In his highly influential multivolume study of magic and religion, "The Golden Bough (1890-1915)," Sir James George Frazer wrote, "From time immemorial the mistletoe has been the object of superstitious veneration in Europe.
WHAT is The Golden Bough and what is its Scottish connection?
Scanning an old copy of The Golden Bough for another purpose, I saw that James George Frazer had gathered examples from all over the world positing a sacrificed god whose body is dismembered and buried, thus giving rise to the fruit trees, beans and wheat grasses that sustain human life.

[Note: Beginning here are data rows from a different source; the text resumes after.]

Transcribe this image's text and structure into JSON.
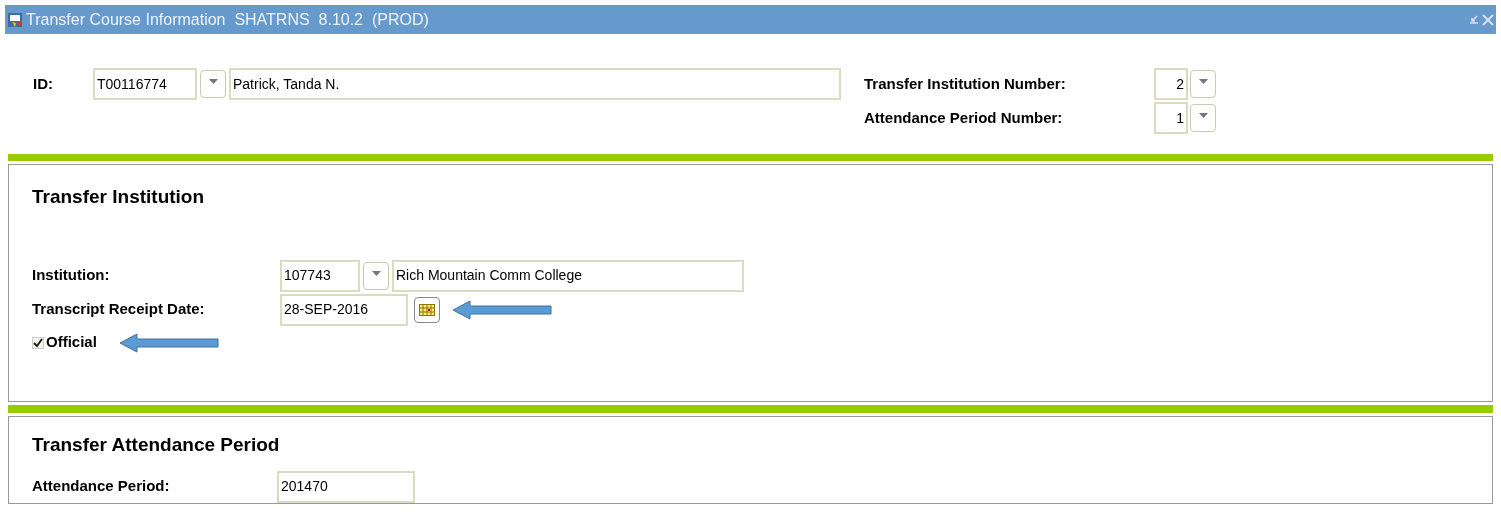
{
  "window": {
    "title": "Transfer Course Information  SHATRNS  8.10.2  (PROD)"
  },
  "key_block": {
    "id_label": "ID:",
    "id_value": "T00116774",
    "name_value": "Patrick, Tanda N.",
    "fields": [
      {
        "label": "Transfer Institution Number:",
        "value": "2"
      },
      {
        "label": "Attendance Period Number:",
        "value": "1"
      }
    ]
  },
  "transfer_institution": {
    "heading": "Transfer Institution",
    "institution_label": "Institution:",
    "institution_code": "107743",
    "institution_name": "Rich Mountain Comm College",
    "date_label": "Transcript Receipt Date:",
    "date_value": "28-SEP-2016",
    "official": {
      "label": "Official",
      "checked": true
    }
  },
  "transfer_attendance_period": {
    "heading": "Transfer Attendance Period",
    "attendance_label": "Attendance Period:",
    "attendance_value": "201470"
  }
}
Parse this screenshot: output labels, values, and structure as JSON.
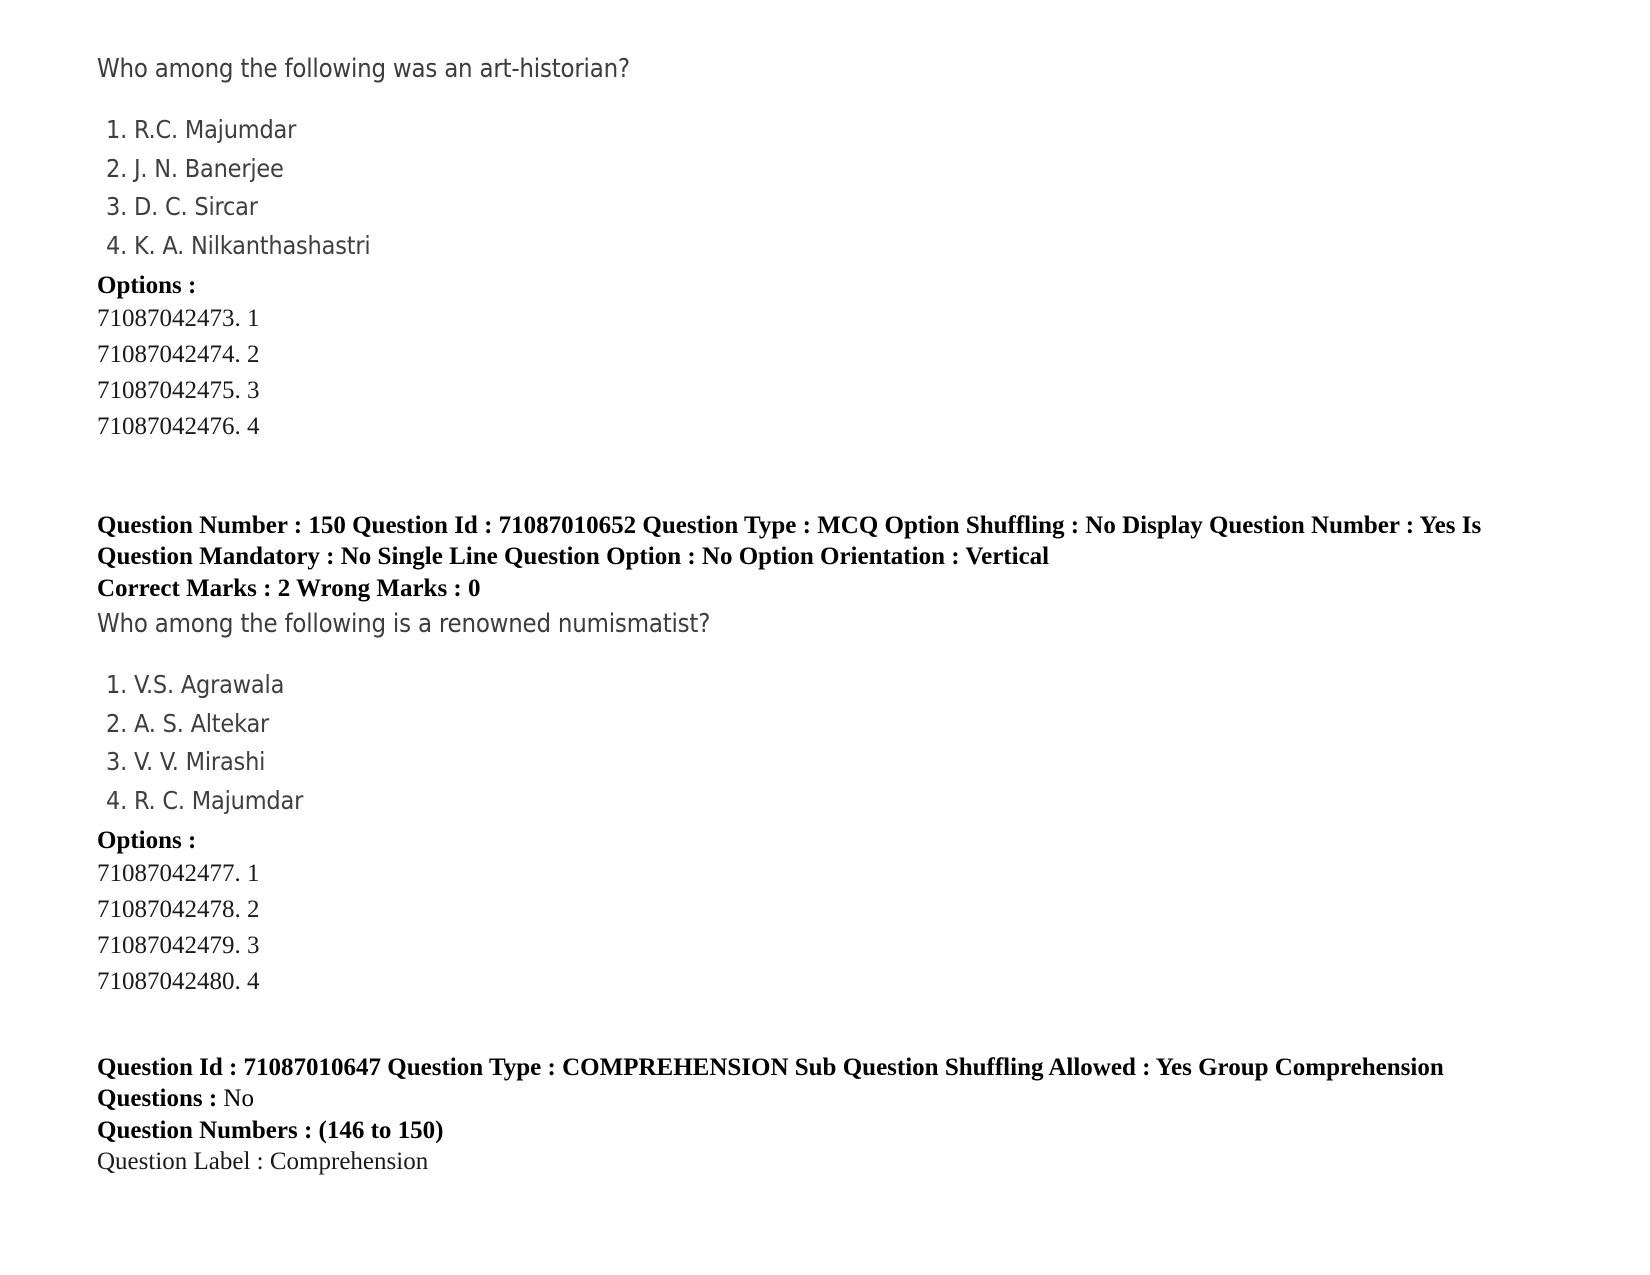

It is impossible to read the various ethnographic accounts without recalling The Golden Bough, and its myriad snippets about beliefs concerning trees (Frazer, J.
James Frazier tells us in The Golden Bough that the Ojebway Indians of North America and the Sencis of Peru fired burning arrows into the sky in an attempt to re-ignite the sun's rays.
To be sure, Gluck's poetry is, in its own way, highly specific: the best mythic poems, like "The Golden Bough," interrogate character in depth; the best aphoristic lines in her work gain immensely from the context in which they are embedded; and highly personal memories and situations hover over her most generic allegories, proving them "to have been poignantly abstract" ("Descent to the Valley").